**Listed records:**
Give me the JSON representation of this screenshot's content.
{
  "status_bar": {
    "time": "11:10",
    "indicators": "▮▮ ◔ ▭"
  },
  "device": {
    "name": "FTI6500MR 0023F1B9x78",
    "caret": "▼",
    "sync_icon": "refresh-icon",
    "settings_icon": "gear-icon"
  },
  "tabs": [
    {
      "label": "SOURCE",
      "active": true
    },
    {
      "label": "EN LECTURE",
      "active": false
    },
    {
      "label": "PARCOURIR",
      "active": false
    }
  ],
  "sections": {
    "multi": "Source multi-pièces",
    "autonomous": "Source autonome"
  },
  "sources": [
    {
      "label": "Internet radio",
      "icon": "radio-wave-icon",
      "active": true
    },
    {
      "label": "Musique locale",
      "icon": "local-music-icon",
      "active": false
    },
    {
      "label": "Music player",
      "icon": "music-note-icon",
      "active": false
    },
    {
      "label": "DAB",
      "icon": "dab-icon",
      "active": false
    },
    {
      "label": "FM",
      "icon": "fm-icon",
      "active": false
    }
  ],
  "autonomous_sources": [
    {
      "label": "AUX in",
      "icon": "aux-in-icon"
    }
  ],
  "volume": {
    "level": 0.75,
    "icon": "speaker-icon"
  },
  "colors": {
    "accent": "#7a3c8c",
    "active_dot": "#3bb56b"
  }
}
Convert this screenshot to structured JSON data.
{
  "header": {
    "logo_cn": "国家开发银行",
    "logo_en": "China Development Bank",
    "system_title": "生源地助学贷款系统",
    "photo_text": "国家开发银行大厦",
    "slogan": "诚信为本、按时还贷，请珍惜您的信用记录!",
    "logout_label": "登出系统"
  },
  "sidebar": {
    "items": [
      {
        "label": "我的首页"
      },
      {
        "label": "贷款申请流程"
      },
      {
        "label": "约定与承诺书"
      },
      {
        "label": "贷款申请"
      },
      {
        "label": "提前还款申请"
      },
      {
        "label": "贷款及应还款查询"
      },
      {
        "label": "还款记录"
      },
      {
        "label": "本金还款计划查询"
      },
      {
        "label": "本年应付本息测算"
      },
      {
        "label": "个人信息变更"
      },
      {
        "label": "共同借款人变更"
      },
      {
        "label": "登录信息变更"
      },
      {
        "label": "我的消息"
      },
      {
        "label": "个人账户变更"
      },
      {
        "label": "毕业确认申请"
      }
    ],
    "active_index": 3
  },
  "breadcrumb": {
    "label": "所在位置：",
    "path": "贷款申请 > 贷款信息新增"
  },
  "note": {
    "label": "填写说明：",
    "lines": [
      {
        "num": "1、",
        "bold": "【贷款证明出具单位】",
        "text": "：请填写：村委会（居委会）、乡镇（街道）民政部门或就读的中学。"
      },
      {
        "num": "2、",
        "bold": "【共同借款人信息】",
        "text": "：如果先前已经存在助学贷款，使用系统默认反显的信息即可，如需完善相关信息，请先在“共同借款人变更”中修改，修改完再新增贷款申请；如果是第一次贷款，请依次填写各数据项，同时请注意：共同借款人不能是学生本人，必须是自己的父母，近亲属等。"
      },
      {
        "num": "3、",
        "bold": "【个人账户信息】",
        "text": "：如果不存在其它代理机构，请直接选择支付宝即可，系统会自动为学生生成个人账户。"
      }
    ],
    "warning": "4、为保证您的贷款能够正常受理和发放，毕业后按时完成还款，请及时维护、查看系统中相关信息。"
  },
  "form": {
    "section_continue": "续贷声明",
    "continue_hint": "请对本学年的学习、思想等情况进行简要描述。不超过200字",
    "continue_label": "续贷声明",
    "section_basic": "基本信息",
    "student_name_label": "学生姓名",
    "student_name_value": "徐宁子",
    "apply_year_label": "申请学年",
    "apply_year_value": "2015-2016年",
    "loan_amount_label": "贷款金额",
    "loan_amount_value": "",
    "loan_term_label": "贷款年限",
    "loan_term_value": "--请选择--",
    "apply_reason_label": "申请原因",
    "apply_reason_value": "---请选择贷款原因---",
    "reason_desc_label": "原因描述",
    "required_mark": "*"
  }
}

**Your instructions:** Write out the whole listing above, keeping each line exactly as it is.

**Response to the task:**
Give me the JSON representation of this screenshot's content.
{
  "status_bar": {
    "time": "11:10",
    "indicators": "▮▮ ◔ ▭"
  },
  "device": {
    "name": "FTI6500MR 0023F1B9x78",
    "caret": "▼",
    "sync_icon": "refresh-icon",
    "settings_icon": "gear-icon"
  },
  "tabs": [
    {
      "label": "SOURCE",
      "active": true
    },
    {
      "label": "EN LECTURE",
      "active": false
    },
    {
      "label": "PARCOURIR",
      "active": false
    }
  ],
  "sections": {
    "multi": "Source multi-pièces",
    "autonomous": "Source autonome"
  },
  "sources": [
    {
      "label": "Internet radio",
      "icon": "radio-wave-icon",
      "active": true
    },
    {
      "label": "Musique locale",
      "icon": "local-music-icon",
      "active": false
    },
    {
      "label": "Music player",
      "icon": "music-note-icon",
      "active": false
    },
    {
      "label": "DAB",
      "icon": "dab-icon",
      "active": false
    },
    {
      "label": "FM",
      "icon": "fm-icon",
      "active": false
    }
  ],
  "autonomous_sources": [
    {
      "label": "AUX in",
      "icon": "aux-in-icon"
    }
  ],
  "volume": {
    "level": 0.75,
    "icon": "speaker-icon"
  },
  "colors": {
    "accent": "#7a3c8c",
    "active_dot": "#3bb56b"
  }
}
Convert this screenshot to structured JSON data.
{
  "header": {
    "logo_cn": "国家开发银行",
    "logo_en": "China Development Bank",
    "system_title": "生源地助学贷款系统",
    "photo_text": "国家开发银行大厦",
    "slogan": "诚信为本、按时还贷，请珍惜您的信用记录!",
    "logout_label": "登出系统"
  },
  "sidebar": {
    "items": [
      {
        "label": "我的首页"
      },
      {
        "label": "贷款申请流程"
      },
      {
        "label": "约定与承诺书"
      },
      {
        "label": "贷款申请"
      },
      {
        "label": "提前还款申请"
      },
      {
        "label": "贷款及应还款查询"
      },
      {
        "label": "还款记录"
      },
      {
        "label": "本金还款计划查询"
      },
      {
        "label": "本年应付本息测算"
      },
      {
        "label": "个人信息变更"
      },
      {
        "label": "共同借款人变更"
      },
      {
        "label": "登录信息变更"
      },
      {
        "label": "我的消息"
      },
      {
        "label": "个人账户变更"
      },
      {
        "label": "毕业确认申请"
      }
    ],
    "active_index": 3
  },
  "breadcrumb": {
    "label": "所在位置：",
    "path": "贷款申请 > 贷款信息新增"
  },
  "note": {
    "label": "填写说明：",
    "lines": [
      {
        "num": "1、",
        "bold": "【贷款证明出具单位】",
        "text": "：请填写：村委会（居委会）、乡镇（街道）民政部门或就读的中学。"
      },
      {
        "num": "2、",
        "bold": "【共同借款人信息】",
        "text": "：如果先前已经存在助学贷款，使用系统默认反显的信息即可，如需完善相关信息，请先在“共同借款人变更”中修改，修改完再新增贷款申请；如果是第一次贷款，请依次填写各数据项，同时请注意：共同借款人不能是学生本人，必须是自己的父母，近亲属等。"
      },
      {
        "num": "3、",
        "bold": "【个人账户信息】",
        "text": "：如果不存在其它代理机构，请直接选择支付宝即可，系统会自动为学生生成个人账户。"
      }
    ],
    "warning": "4、为保证您的贷款能够正常受理和发放，毕业后按时完成还款，请及时维护、查看系统中相关信息。"
  },
  "form": {
    "section_continue": "续贷声明",
    "continue_hint": "请对本学年的学习、思想等情况进行简要描述。不超过200字",
    "continue_label": "续贷声明",
    "section_basic": "基本信息",
    "student_name_label": "学生姓名",
    "student_name_value": "徐宁子",
    "apply_year_label": "申请学年",
    "apply_year_value": "2015-2016年",
    "loan_amount_label": "贷款金额",
    "loan_amount_value": "",
    "loan_term_label": "贷款年限",
    "loan_term_value": "--请选择--",
    "apply_reason_label": "申请原因",
    "apply_reason_value": "---请选择贷款原因---",
    "reason_desc_label": "原因描述",
    "required_mark": "*"
  }
}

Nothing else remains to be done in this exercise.